++++ WORKING DATA ++++
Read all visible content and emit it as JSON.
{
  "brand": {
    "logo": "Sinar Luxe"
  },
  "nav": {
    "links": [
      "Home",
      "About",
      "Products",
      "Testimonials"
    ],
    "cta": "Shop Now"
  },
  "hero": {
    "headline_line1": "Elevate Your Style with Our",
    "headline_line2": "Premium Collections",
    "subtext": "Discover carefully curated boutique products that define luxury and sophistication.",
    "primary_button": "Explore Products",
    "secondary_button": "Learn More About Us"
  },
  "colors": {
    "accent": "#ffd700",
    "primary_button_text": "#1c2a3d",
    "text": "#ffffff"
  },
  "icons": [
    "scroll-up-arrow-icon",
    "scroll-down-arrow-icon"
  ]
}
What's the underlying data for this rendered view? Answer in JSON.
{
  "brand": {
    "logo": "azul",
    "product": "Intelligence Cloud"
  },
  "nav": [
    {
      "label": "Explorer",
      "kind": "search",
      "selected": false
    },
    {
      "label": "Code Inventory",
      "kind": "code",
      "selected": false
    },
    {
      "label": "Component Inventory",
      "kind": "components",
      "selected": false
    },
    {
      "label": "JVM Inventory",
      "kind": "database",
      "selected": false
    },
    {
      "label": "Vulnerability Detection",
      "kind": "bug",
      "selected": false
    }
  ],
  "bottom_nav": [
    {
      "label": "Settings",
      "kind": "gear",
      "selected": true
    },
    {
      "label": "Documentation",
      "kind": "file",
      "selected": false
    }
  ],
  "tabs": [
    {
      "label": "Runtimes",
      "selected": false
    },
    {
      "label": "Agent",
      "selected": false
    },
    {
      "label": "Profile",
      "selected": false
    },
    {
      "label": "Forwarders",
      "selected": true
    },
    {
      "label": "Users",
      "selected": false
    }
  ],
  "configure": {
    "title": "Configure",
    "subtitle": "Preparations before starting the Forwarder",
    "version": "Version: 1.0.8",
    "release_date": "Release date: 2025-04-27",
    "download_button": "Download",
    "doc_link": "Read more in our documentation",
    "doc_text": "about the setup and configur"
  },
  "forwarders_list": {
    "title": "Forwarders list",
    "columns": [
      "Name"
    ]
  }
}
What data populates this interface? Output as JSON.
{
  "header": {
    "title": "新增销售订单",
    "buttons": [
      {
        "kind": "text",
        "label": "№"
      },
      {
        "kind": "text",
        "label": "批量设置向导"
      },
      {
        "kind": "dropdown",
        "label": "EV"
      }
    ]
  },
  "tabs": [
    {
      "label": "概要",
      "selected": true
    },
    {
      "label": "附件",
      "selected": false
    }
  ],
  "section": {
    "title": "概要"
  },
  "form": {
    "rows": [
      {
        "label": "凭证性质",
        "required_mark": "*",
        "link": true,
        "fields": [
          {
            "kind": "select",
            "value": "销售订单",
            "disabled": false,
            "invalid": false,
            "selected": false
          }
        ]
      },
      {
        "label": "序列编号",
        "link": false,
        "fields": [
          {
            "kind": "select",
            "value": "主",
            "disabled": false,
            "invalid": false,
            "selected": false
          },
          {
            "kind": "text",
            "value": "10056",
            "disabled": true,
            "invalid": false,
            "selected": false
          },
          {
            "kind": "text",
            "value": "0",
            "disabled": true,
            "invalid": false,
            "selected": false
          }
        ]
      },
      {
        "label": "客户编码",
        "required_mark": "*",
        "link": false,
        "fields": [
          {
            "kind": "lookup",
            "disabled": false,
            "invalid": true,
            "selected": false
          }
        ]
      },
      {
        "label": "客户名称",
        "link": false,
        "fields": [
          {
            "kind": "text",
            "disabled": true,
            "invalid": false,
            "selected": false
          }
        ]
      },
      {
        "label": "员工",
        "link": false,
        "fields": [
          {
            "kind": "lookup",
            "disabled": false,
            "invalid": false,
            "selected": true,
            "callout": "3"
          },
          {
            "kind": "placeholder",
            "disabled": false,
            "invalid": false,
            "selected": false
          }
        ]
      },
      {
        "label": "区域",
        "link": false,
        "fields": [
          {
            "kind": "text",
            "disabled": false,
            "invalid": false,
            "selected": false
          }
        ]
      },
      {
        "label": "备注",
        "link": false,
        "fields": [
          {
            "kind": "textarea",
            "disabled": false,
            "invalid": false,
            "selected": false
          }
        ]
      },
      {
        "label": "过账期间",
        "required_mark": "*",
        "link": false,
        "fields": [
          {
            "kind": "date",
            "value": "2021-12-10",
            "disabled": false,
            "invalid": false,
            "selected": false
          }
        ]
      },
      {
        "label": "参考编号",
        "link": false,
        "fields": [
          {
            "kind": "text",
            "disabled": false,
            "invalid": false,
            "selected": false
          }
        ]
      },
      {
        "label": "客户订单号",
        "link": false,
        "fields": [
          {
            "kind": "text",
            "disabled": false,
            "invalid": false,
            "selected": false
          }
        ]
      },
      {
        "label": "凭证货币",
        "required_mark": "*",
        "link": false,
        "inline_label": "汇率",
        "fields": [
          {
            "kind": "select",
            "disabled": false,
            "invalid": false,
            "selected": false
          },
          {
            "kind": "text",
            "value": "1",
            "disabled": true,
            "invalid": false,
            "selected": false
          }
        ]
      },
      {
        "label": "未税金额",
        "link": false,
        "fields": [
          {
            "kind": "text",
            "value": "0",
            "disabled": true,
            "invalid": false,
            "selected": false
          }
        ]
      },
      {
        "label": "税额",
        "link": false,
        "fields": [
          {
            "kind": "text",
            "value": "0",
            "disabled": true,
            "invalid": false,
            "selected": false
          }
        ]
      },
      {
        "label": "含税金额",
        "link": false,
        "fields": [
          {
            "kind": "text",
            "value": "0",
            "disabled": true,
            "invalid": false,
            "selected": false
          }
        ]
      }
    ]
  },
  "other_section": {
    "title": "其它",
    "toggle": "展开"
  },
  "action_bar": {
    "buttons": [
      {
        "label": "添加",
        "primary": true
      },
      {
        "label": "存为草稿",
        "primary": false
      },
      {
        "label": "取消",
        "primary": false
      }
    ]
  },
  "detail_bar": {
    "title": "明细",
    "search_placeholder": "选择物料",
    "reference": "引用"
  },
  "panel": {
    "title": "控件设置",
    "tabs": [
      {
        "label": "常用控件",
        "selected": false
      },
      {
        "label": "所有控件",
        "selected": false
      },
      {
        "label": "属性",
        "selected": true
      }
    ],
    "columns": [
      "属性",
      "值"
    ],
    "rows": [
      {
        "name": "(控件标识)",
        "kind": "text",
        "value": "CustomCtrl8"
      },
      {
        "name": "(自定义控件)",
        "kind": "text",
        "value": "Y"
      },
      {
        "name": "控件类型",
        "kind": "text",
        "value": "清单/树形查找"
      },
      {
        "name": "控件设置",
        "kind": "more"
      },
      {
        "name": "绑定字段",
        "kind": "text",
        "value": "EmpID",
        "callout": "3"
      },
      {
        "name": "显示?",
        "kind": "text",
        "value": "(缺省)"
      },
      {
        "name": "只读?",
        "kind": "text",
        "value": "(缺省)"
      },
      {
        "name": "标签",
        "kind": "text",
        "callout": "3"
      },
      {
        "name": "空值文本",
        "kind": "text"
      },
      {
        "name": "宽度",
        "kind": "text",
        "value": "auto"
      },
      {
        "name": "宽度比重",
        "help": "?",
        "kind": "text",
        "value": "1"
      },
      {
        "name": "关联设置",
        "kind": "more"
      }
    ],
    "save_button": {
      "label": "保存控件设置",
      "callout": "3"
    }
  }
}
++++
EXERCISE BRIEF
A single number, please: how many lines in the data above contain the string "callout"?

WRITTEN RESPONSE
4